Top of Input records
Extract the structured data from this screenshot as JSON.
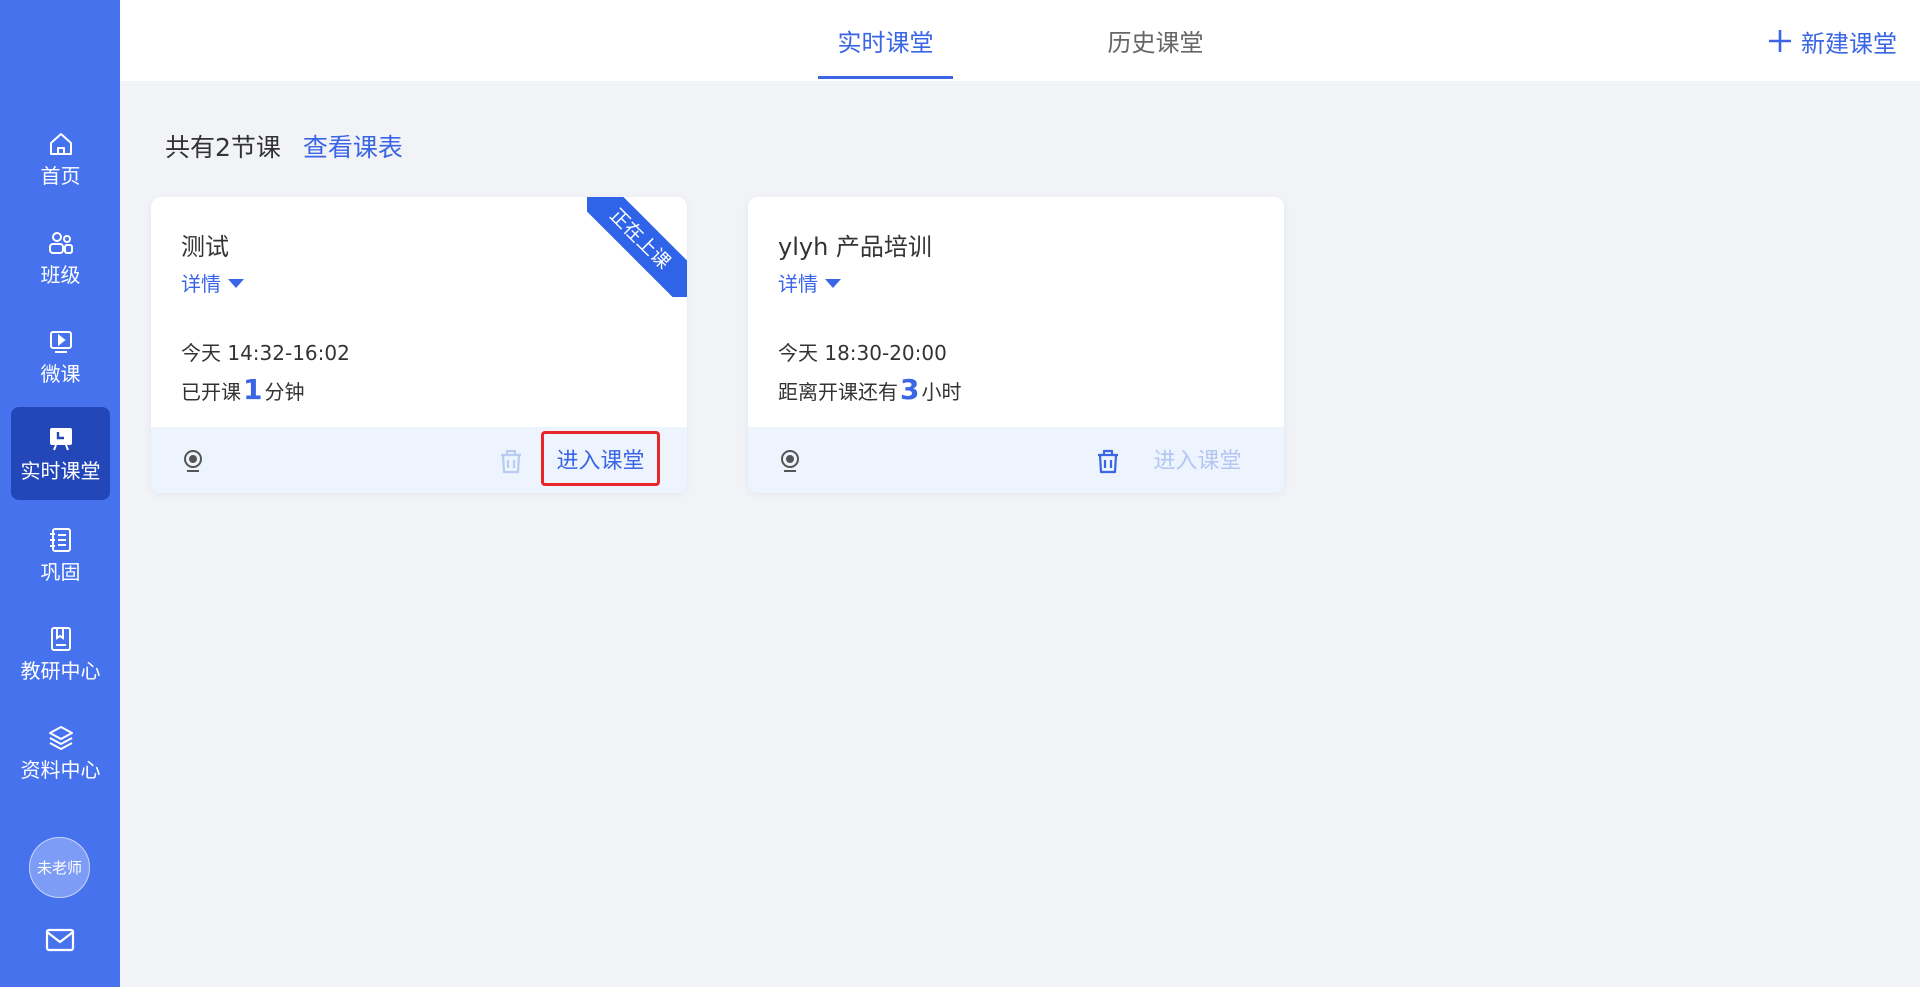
{
  "sidebar": {
    "items": [
      {
        "label": "首页",
        "icon": "home-icon"
      },
      {
        "label": "班级",
        "icon": "users-icon"
      },
      {
        "label": "微课",
        "icon": "video-icon"
      },
      {
        "label": "实时课堂",
        "icon": "live-class-icon"
      },
      {
        "label": "巩固",
        "icon": "notebook-icon"
      },
      {
        "label": "教研中心",
        "icon": "book-icon"
      },
      {
        "label": "资料中心",
        "icon": "layers-icon"
      }
    ],
    "active_index": 3,
    "avatar_label": "未老师",
    "mail_icon": "mail-icon"
  },
  "topbar": {
    "tabs": [
      {
        "label": "实时课堂",
        "active": true
      },
      {
        "label": "历史课堂",
        "active": false
      }
    ],
    "new_button": "新建课堂"
  },
  "summary": {
    "count_text": "共有2节课",
    "link_text": "查看课表"
  },
  "cards": [
    {
      "title": "测试",
      "details": "详情",
      "time": "今天 14:32-16:02",
      "status_prefix": "已开课",
      "status_num": "1",
      "status_suffix": "分钟",
      "ribbon": "正在上课",
      "enter": "进入课堂",
      "enter_enabled": true,
      "trash_enabled": false
    },
    {
      "title": "ylyh 产品培训",
      "details": "详情",
      "time": "今天 18:30-20:00",
      "status_prefix": "距离开课还有",
      "status_num": "3",
      "status_suffix": "小时",
      "enter": "进入课堂",
      "enter_enabled": false,
      "trash_enabled": true
    }
  ],
  "colors": {
    "sidebar": "#4672ee",
    "sidebar_active": "#2346b8",
    "accent": "#3a66e6",
    "highlight_border": "#e8262a"
  }
}
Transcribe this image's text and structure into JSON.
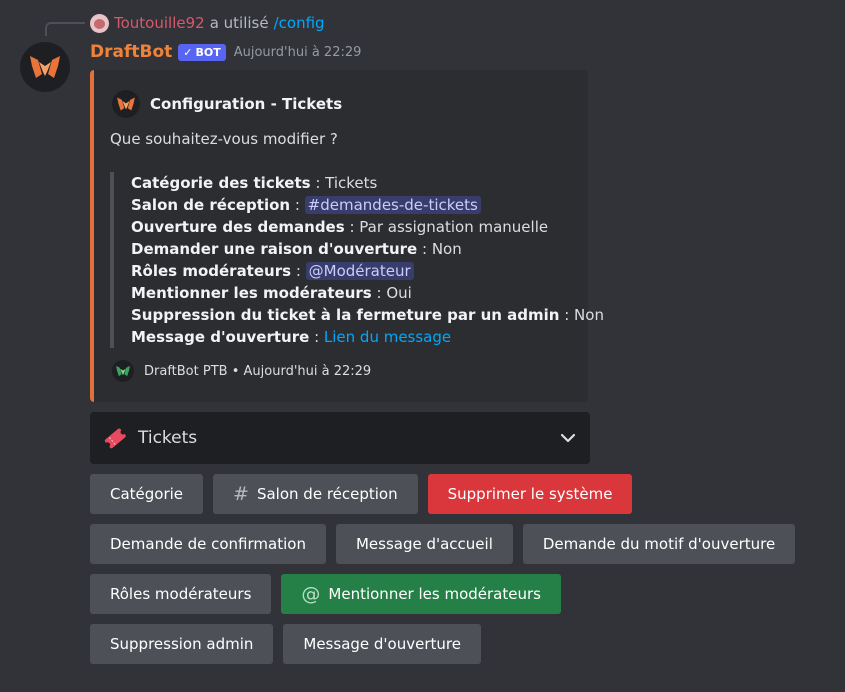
{
  "reply": {
    "username": "Toutouille92",
    "action": "a utilisé",
    "command": "/config"
  },
  "message": {
    "author": "DraftBot",
    "bot_tag": "BOT",
    "timestamp": "Aujourd'hui à 22:29"
  },
  "embed": {
    "accent_color": "#e1703a",
    "title": "Configuration - Tickets",
    "description": "Que souhaitez-vous modifier ?",
    "fields": [
      {
        "key": "Catégorie des tickets",
        "sep": " : ",
        "value": "Tickets"
      },
      {
        "key": "Salon de réception",
        "sep": " : ",
        "mention": "demandes-de-tickets"
      },
      {
        "key": "Ouverture des demandes",
        "sep": " : ",
        "value": "Par assignation manuelle"
      },
      {
        "key": "Demander une raison d'ouverture",
        "sep": " : ",
        "value": "Non"
      },
      {
        "key": "Rôles modérateurs",
        "sep": " : ",
        "mention": "@Modérateur"
      },
      {
        "key": "Mentionner les modérateurs",
        "sep": " : ",
        "value": "Oui"
      },
      {
        "key": "Suppression du ticket à la fermeture par un admin",
        "sep": " : ",
        "value": "Non"
      },
      {
        "key": "Message d'ouverture",
        "sep": " : ",
        "link": "Lien du message"
      }
    ],
    "footer": {
      "author": "DraftBot PTB",
      "dot": "•",
      "timestamp": "Aujourd'hui à 22:29"
    }
  },
  "select": {
    "value": "Tickets",
    "icon": "ticket-icon"
  },
  "buttons": {
    "categorie": "Catégorie",
    "salon": "Salon de réception",
    "supprimer": "Supprimer le système",
    "confirmation": "Demande de confirmation",
    "accueil": "Message d'accueil",
    "motif": "Demande du motif d'ouverture",
    "roles": "Rôles modérateurs",
    "mentionner": "Mentionner les modérateurs",
    "suppression_admin": "Suppression admin",
    "message_ouverture": "Message d'ouverture"
  },
  "colors": {
    "danger": "#da373c",
    "success": "#248046",
    "secondary": "#4e5058",
    "bot_name": "#f0833a"
  }
}
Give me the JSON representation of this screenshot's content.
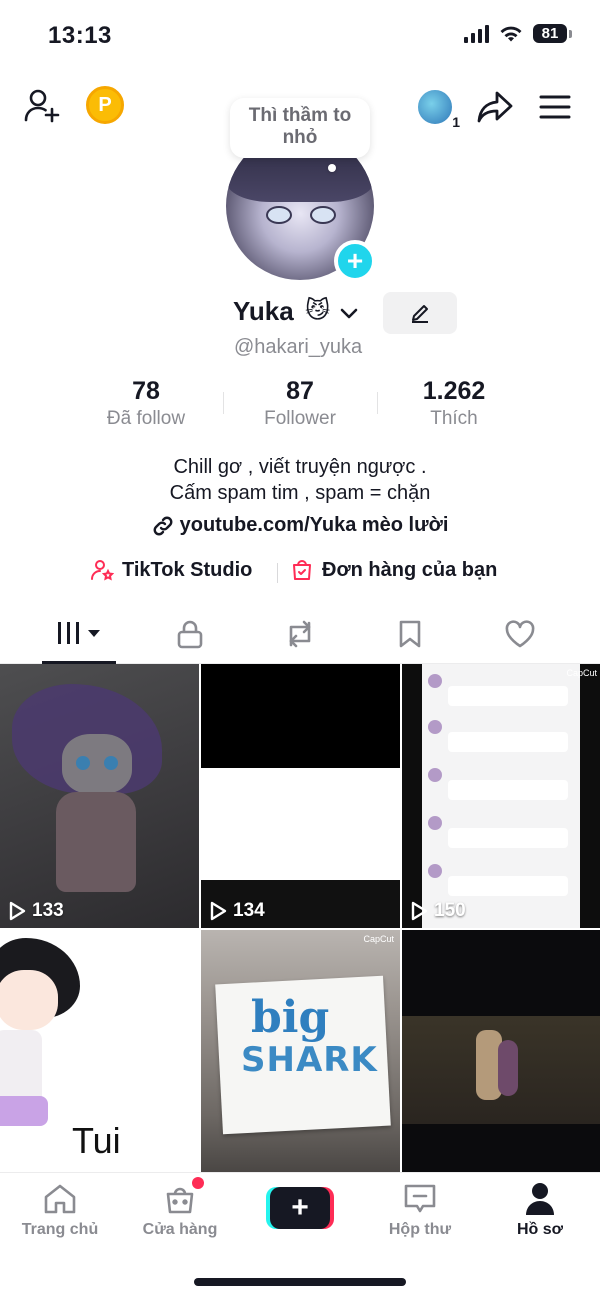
{
  "status_bar": {
    "time": "13:13",
    "battery": "81"
  },
  "top_nav": {
    "coin_label": "P",
    "mini_avatar_count": "1"
  },
  "profile": {
    "note": "Thì thầm to nhỏ",
    "add_story": "+",
    "display_name": "Yuka",
    "name_emoji": "😼",
    "username": "@hakari_yuka",
    "stats": [
      {
        "value": "78",
        "label": "Đã follow"
      },
      {
        "value": "87",
        "label": "Follower"
      },
      {
        "value": "1.262",
        "label": "Thích"
      }
    ],
    "bio_line1": "Chill gơ , viết truyện ngược .",
    "bio_line2": "Cấm spam tim , spam = chặn",
    "link": "youtube.com/Yuka mèo lười",
    "quick_links": [
      {
        "label": "TikTok Studio",
        "icon": "person-star-icon"
      },
      {
        "label": "Đơn hàng của bạn",
        "icon": "shopping-bag-check-icon"
      }
    ]
  },
  "tabs": [
    {
      "name": "videos",
      "icon": "grid-icon",
      "active": true
    },
    {
      "name": "private",
      "icon": "lock-icon",
      "active": false
    },
    {
      "name": "reposts",
      "icon": "repost-icon",
      "active": false
    },
    {
      "name": "favorites",
      "icon": "bookmark-icon",
      "active": false
    },
    {
      "name": "liked",
      "icon": "heart-icon",
      "active": false
    }
  ],
  "videos": [
    {
      "views": "133"
    },
    {
      "views": "134"
    },
    {
      "views": "150"
    },
    {
      "views": "",
      "caption": "Tui"
    },
    {
      "views": "",
      "caption_line1": "big",
      "caption_line2": "SHARK",
      "watermark": "CapCut"
    },
    {
      "views": ""
    }
  ],
  "video3_watermark": "CapCut",
  "bottom_nav": {
    "home": "Trang chủ",
    "shop": "Cửa hàng",
    "create": "+",
    "inbox": "Hộp thư",
    "profile": "Hồ sơ"
  },
  "colors": {
    "accent_red": "#fe2c55",
    "accent_cyan": "#25f4ee",
    "story_blue": "#20d5ec",
    "coin_gold": "#fbbc05",
    "text_primary": "#161823",
    "text_secondary": "#8a8b91"
  }
}
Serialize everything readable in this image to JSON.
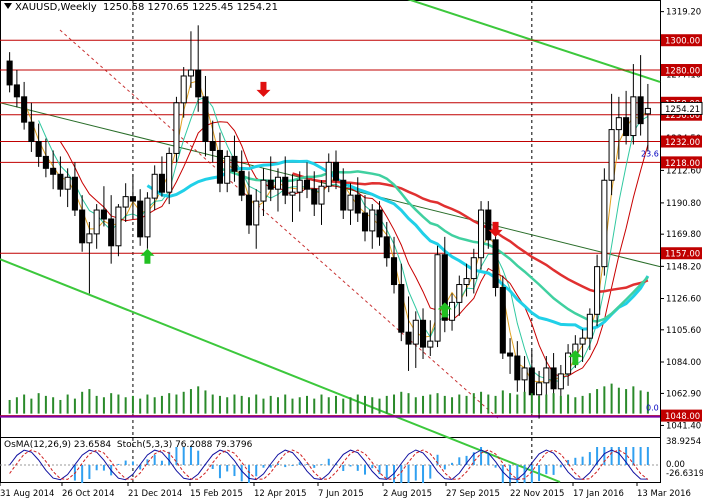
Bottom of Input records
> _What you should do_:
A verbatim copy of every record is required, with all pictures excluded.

> _Problem solution_:
Extract the structured data from this screenshot as JSON.
{
  "sidebar": {
    "items": [
      {
        "label": "首页",
        "icon": "home-icon"
      },
      {
        "label": "班级",
        "icon": "users-icon"
      },
      {
        "label": "微课",
        "icon": "video-icon"
      },
      {
        "label": "实时课堂",
        "icon": "live-class-icon"
      },
      {
        "label": "巩固",
        "icon": "notebook-icon"
      },
      {
        "label": "教研中心",
        "icon": "book-icon"
      },
      {
        "label": "资料中心",
        "icon": "layers-icon"
      }
    ],
    "active_index": 3,
    "avatar_label": "未老师",
    "mail_icon": "mail-icon"
  },
  "topbar": {
    "tabs": [
      {
        "label": "实时课堂",
        "active": true
      },
      {
        "label": "历史课堂",
        "active": false
      }
    ],
    "new_button": "新建课堂"
  },
  "summary": {
    "count_text": "共有2节课",
    "link_text": "查看课表"
  },
  "cards": [
    {
      "title": "测试",
      "details": "详情",
      "time": "今天 14:32-16:02",
      "status_prefix": "已开课",
      "status_num": "1",
      "status_suffix": "分钟",
      "ribbon": "正在上课",
      "enter": "进入课堂",
      "enter_enabled": true,
      "trash_enabled": false
    },
    {
      "title": "ylyh 产品培训",
      "details": "详情",
      "time": "今天 18:30-20:00",
      "status_prefix": "距离开课还有",
      "status_num": "3",
      "status_suffix": "小时",
      "enter": "进入课堂",
      "enter_enabled": false,
      "trash_enabled": true
    }
  ],
  "colors": {
    "sidebar": "#4672ee",
    "sidebar_active": "#2346b8",
    "accent": "#3a66e6",
    "highlight_border": "#e8262a"
  }
}
Transcribe this image's text and structure into JSON.
{
  "reply": {
    "username": "Toutouille92",
    "action": "a utilisé",
    "command": "/config"
  },
  "message": {
    "author": "DraftBot",
    "bot_tag": "BOT",
    "timestamp": "Aujourd'hui à 22:29"
  },
  "embed": {
    "accent_color": "#e1703a",
    "title": "Configuration - Tickets",
    "description": "Que souhaitez-vous modifier ?",
    "fields": [
      {
        "key": "Catégorie des tickets",
        "sep": " : ",
        "value": "Tickets"
      },
      {
        "key": "Salon de réception",
        "sep": " : ",
        "mention": "demandes-de-tickets"
      },
      {
        "key": "Ouverture des demandes",
        "sep": " : ",
        "value": "Par assignation manuelle"
      },
      {
        "key": "Demander une raison d'ouverture",
        "sep": " : ",
        "value": "Non"
      },
      {
        "key": "Rôles modérateurs",
        "sep": " : ",
        "mention": "@Modérateur"
      },
      {
        "key": "Mentionner les modérateurs",
        "sep": " : ",
        "value": "Oui"
      },
      {
        "key": "Suppression du ticket à la fermeture par un admin",
        "sep": " : ",
        "value": "Non"
      },
      {
        "key": "Message d'ouverture",
        "sep": " : ",
        "link": "Lien du message"
      }
    ],
    "footer": {
      "author": "DraftBot PTB",
      "dot": "•",
      "timestamp": "Aujourd'hui à 22:29"
    }
  },
  "select": {
    "value": "Tickets",
    "icon": "ticket-icon"
  },
  "buttons": {
    "categorie": "Catégorie",
    "salon": "Salon de réception",
    "supprimer": "Supprimer le système",
    "confirmation": "Demande de confirmation",
    "accueil": "Message d'accueil",
    "motif": "Demande du motif d'ouverture",
    "roles": "Rôles modérateurs",
    "mentionner": "Mentionner les modérateurs",
    "suppression_admin": "Suppression admin",
    "message_ouverture": "Message d'ouverture"
  },
  "colors": {
    "danger": "#da373c",
    "success": "#248046",
    "secondary": "#4e5058",
    "bot_name": "#f0833a"
  }
}
Give me the JSON representation of this screenshot's content.
{
  "status_bar": {
    "time": "13:13",
    "battery": "81"
  },
  "top_nav": {
    "coin_label": "P",
    "mini_avatar_count": "1"
  },
  "profile": {
    "note": "Thì thầm to nhỏ",
    "add_story": "+",
    "display_name": "Yuka",
    "name_emoji": "😼",
    "username": "@hakari_yuka",
    "stats": [
      {
        "value": "78",
        "label": "Đã follow"
      },
      {
        "value": "87",
        "label": "Follower"
      },
      {
        "value": "1.262",
        "label": "Thích"
      }
    ],
    "bio_line1": "Chill gơ , viết truyện ngược .",
    "bio_line2": "Cấm spam tim , spam = chặn",
    "link": "youtube.com/Yuka mèo lười",
    "quick_links": [
      {
        "label": "TikTok Studio",
        "icon": "person-star-icon"
      },
      {
        "label": "Đơn hàng của bạn",
        "icon": "shopping-bag-check-icon"
      }
    ]
  },
  "tabs": [
    {
      "name": "videos",
      "icon": "grid-icon",
      "active": true
    },
    {
      "name": "private",
      "icon": "lock-icon",
      "active": false
    },
    {
      "name": "reposts",
      "icon": "repost-icon",
      "active": false
    },
    {
      "name": "favorites",
      "icon": "bookmark-icon",
      "active": false
    },
    {
      "name": "liked",
      "icon": "heart-icon",
      "active": false
    }
  ],
  "videos": [
    {
      "views": "133"
    },
    {
      "views": "134"
    },
    {
      "views": "150"
    },
    {
      "views": "",
      "caption": "Tui"
    },
    {
      "views": "",
      "caption_line1": "big",
      "caption_line2": "SHARK",
      "watermark": "CapCut"
    },
    {
      "views": ""
    }
  ],
  "video3_watermark": "CapCut",
  "bottom_nav": {
    "home": "Trang chủ",
    "shop": "Cửa hàng",
    "create": "+",
    "inbox": "Hộp thư",
    "profile": "Hồ sơ"
  },
  "colors": {
    "accent_red": "#fe2c55",
    "accent_cyan": "#25f4ee",
    "story_blue": "#20d5ec",
    "coin_gold": "#fbbc05",
    "text_primary": "#161823",
    "text_secondary": "#8a8b91"
  }
}
Serialize everything readable in this image to JSON.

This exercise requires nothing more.